All of the entries must be output exactly as they are.
◆ ◆ ◆ ◆
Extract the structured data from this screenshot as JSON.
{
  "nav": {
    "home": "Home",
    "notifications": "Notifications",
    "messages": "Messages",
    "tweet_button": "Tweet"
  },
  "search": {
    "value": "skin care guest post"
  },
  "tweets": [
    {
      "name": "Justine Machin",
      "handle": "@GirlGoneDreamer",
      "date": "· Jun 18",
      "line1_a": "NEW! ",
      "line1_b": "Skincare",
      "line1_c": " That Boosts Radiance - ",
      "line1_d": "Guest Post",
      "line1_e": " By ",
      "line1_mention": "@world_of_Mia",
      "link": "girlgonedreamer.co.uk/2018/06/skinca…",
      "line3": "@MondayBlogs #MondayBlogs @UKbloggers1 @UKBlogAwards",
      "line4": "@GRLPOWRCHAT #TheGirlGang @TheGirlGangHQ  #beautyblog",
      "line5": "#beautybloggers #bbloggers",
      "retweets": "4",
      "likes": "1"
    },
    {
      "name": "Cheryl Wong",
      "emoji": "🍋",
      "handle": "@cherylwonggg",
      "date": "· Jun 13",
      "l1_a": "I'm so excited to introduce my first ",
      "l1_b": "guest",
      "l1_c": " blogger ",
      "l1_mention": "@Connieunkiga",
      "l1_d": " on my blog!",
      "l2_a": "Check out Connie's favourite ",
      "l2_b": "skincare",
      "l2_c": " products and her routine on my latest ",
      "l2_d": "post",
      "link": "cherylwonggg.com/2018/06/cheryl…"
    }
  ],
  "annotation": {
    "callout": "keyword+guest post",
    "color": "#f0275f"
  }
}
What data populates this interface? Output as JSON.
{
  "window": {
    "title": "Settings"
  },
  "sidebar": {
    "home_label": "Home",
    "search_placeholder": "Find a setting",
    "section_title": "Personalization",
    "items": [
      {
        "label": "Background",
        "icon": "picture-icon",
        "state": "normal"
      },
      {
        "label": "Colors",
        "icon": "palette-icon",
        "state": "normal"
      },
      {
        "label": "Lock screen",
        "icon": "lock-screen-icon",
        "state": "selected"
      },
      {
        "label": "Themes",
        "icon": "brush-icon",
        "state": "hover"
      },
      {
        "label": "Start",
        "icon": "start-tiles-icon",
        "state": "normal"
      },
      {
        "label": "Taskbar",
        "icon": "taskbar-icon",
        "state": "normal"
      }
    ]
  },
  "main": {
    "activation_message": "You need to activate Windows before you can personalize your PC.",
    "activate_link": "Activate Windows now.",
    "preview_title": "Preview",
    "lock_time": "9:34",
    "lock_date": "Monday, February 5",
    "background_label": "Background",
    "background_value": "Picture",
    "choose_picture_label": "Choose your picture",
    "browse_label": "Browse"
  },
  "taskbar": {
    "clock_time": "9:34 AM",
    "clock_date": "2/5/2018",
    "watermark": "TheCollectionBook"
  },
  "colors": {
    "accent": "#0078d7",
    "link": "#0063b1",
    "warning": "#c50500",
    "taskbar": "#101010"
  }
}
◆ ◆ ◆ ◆
▶ _PROBLEM SOLUTION_
Extract the structured data from this screenshot as JSON.
{
  "nav": {
    "home": "Home",
    "notifications": "Notifications",
    "messages": "Messages",
    "tweet_button": "Tweet"
  },
  "search": {
    "value": "skin care guest post"
  },
  "tweets": [
    {
      "name": "Justine Machin",
      "handle": "@GirlGoneDreamer",
      "date": "· Jun 18",
      "line1_a": "NEW! ",
      "line1_b": "Skincare",
      "line1_c": " That Boosts Radiance - ",
      "line1_d": "Guest Post",
      "line1_e": " By ",
      "line1_mention": "@world_of_Mia",
      "link": "girlgonedreamer.co.uk/2018/06/skinca…",
      "line3": "@MondayBlogs #MondayBlogs @UKbloggers1 @UKBlogAwards",
      "line4": "@GRLPOWRCHAT #TheGirlGang @TheGirlGangHQ  #beautyblog",
      "line5": "#beautybloggers #bbloggers",
      "retweets": "4",
      "likes": "1"
    },
    {
      "name": "Cheryl Wong",
      "emoji": "🍋",
      "handle": "@cherylwonggg",
      "date": "· Jun 13",
      "l1_a": "I'm so excited to introduce my first ",
      "l1_b": "guest",
      "l1_c": " blogger ",
      "l1_mention": "@Connieunkiga",
      "l1_d": " on my blog!",
      "l2_a": "Check out Connie's favourite ",
      "l2_b": "skincare",
      "l2_c": " products and her routine on my latest ",
      "l2_d": "post",
      "link": "cherylwonggg.com/2018/06/cheryl…"
    }
  ],
  "annotation": {
    "callout": "keyword+guest post",
    "color": "#f0275f"
  }
}
What data populates this interface? Output as JSON.
{
  "window": {
    "title": "Settings"
  },
  "sidebar": {
    "home_label": "Home",
    "search_placeholder": "Find a setting",
    "section_title": "Personalization",
    "items": [
      {
        "label": "Background",
        "icon": "picture-icon",
        "state": "normal"
      },
      {
        "label": "Colors",
        "icon": "palette-icon",
        "state": "normal"
      },
      {
        "label": "Lock screen",
        "icon": "lock-screen-icon",
        "state": "selected"
      },
      {
        "label": "Themes",
        "icon": "brush-icon",
        "state": "hover"
      },
      {
        "label": "Start",
        "icon": "start-tiles-icon",
        "state": "normal"
      },
      {
        "label": "Taskbar",
        "icon": "taskbar-icon",
        "state": "normal"
      }
    ]
  },
  "main": {
    "activation_message": "You need to activate Windows before you can personalize your PC.",
    "activate_link": "Activate Windows now.",
    "preview_title": "Preview",
    "lock_time": "9:34",
    "lock_date": "Monday, February 5",
    "background_label": "Background",
    "background_value": "Picture",
    "choose_picture_label": "Choose your picture",
    "browse_label": "Browse"
  },
  "taskbar": {
    "clock_time": "9:34 AM",
    "clock_date": "2/5/2018",
    "watermark": "TheCollectionBook"
  },
  "colors": {
    "accent": "#0078d7",
    "link": "#0063b1",
    "warning": "#c50500",
    "taskbar": "#101010"
  }
}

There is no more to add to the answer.